Loving Hard People

The last sub-point I wanted to make in Sunday’s message was titled “Do Your Best.”  Romans 12:18 says, “If possible, so far as it depends on you, live peaceably with all.” I love the encouragement to take responsibility to work hard at bringing peace, i.e., “so far as it depends on you.” I’ve heard it said, “If the conflict remains, it should be in spite of us, and not because of us.”

Romans 12:18 is also helpful because the first two words, “If possible,” addresses situations when my best just isn’t good enough. Sometimes, no matter how hard I try, things don’t get better. There can be lots of different reasons for this, but honestly, it’s very frustrating when this happens. So what am I supposed to do when I’ve been loving, patient, and merciful, but nothing changes?  When this is the case, my “go-to” verses are 2 Timothy 2:22-26:

So flee youthful passions and pursue righteousness, faith, love, and peace, along with those who call on the Lord from a pure heart. Have nothing to do with foolish, ignorant controversies; you know that they breed quarrels. And the Lord’s servant must not be quarrelsome but kind to everyone, able to teach, patiently enduring evil, correcting his opponents with gentleness. God may perhaps grant them repentance leading to a knowledge of the truth, and they may come to their senses and escape from the snare of the devil, after being captured by him to do his will.

  • It’s good to know that evil behavior by others was anticipated in Scripture.
  • God will have to intervene in order for the other person to change.

And 1 Peter 2:19-25:

For this is a gracious thing, when, mindful of God, one endures sorrows while suffering unjustly.
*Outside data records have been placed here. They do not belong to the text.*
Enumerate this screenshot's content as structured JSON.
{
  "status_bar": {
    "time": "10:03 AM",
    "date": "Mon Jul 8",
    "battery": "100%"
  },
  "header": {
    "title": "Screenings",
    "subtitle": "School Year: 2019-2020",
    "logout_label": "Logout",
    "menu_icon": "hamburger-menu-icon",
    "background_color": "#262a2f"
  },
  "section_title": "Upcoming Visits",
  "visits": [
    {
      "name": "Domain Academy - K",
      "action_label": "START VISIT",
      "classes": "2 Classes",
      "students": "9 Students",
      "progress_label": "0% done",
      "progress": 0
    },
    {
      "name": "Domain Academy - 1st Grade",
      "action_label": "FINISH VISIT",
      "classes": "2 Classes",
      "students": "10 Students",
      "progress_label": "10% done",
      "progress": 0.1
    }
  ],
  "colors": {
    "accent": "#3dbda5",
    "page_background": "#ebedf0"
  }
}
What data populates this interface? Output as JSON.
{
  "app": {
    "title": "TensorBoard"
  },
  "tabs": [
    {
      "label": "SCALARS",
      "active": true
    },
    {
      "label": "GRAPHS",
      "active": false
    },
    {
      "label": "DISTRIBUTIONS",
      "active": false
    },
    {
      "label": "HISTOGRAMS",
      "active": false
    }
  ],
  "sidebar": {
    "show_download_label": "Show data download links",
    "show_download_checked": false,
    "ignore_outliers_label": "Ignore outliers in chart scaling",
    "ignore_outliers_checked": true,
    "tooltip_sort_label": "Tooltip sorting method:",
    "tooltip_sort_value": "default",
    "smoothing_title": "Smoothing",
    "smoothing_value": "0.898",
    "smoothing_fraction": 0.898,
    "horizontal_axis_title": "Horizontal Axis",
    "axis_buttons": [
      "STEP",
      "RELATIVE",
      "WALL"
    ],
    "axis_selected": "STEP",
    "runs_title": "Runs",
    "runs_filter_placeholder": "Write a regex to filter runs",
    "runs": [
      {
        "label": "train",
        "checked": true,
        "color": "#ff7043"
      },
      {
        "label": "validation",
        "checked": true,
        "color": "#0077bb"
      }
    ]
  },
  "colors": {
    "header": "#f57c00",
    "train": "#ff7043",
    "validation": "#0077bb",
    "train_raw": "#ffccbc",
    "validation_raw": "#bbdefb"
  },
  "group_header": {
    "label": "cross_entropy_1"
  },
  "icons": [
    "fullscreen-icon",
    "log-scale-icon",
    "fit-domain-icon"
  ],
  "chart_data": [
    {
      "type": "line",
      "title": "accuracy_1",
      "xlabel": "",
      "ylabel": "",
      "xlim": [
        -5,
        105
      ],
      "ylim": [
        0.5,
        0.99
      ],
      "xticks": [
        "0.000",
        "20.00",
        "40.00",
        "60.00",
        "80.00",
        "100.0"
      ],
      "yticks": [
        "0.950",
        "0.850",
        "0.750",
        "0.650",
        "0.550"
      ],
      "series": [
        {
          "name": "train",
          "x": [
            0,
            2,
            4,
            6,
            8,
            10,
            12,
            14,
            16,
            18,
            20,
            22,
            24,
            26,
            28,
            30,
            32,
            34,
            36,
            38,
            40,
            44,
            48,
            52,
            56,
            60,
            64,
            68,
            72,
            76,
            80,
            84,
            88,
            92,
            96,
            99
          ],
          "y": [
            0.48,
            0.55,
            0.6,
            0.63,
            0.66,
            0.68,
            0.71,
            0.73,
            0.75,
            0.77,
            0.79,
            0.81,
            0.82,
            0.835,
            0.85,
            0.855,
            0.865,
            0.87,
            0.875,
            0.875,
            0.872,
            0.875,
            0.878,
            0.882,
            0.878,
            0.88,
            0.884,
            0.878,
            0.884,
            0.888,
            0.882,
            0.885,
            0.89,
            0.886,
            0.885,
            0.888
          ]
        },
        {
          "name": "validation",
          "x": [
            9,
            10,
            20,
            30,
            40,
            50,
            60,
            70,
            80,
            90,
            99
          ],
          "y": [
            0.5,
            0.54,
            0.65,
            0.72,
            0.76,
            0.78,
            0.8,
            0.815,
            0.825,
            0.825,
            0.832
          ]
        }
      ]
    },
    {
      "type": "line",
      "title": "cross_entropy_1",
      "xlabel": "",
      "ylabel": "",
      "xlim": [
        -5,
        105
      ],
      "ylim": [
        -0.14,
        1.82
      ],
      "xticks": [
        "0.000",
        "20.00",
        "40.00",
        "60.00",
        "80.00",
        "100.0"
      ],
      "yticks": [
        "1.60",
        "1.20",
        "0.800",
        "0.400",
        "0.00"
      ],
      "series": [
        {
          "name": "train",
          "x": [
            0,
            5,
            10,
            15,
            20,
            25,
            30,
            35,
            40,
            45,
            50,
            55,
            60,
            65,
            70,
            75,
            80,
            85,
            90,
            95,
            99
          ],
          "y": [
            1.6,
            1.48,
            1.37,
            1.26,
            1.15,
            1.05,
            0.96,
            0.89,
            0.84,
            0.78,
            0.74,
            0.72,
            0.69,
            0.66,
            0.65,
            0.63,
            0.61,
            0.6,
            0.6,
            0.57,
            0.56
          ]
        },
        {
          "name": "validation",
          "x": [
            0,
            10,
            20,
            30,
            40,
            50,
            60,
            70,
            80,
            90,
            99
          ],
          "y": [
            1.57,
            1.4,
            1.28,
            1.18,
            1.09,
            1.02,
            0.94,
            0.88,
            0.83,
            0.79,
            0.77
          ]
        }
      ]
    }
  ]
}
For what credit is it if, when you sin and are beaten for it, you endure? But if when you do good and suffer for it you endure, this is a gracious thing in the sight of God. For to this you have been called, because Christ also suffered for you, leaving you an example, so that you might follow in his steps. He committed no sin, neither was deceit found in his mouth. When he was reviled, he did not revile in return; when he suffered, he did not threaten, but continued entrusting himself to him who judges justly. He himself bore our sins in his body on the tree, that we might die to sin and live to righteousness. By his wounds you have been healed. For you were straying like sheep, but have now returned to the Shepherd and Overseer of your souls.

  • The best course of action is to follow the example of Jesus and put our trust in God.
  • Because of Christ, we can live to righteously and experience healing as children of God.

May God’s grace and mercy, shown to you through Jesus Christ, heal your wounds and give you peace as you persevere in loving those who are hard to love.


-Vince Hinders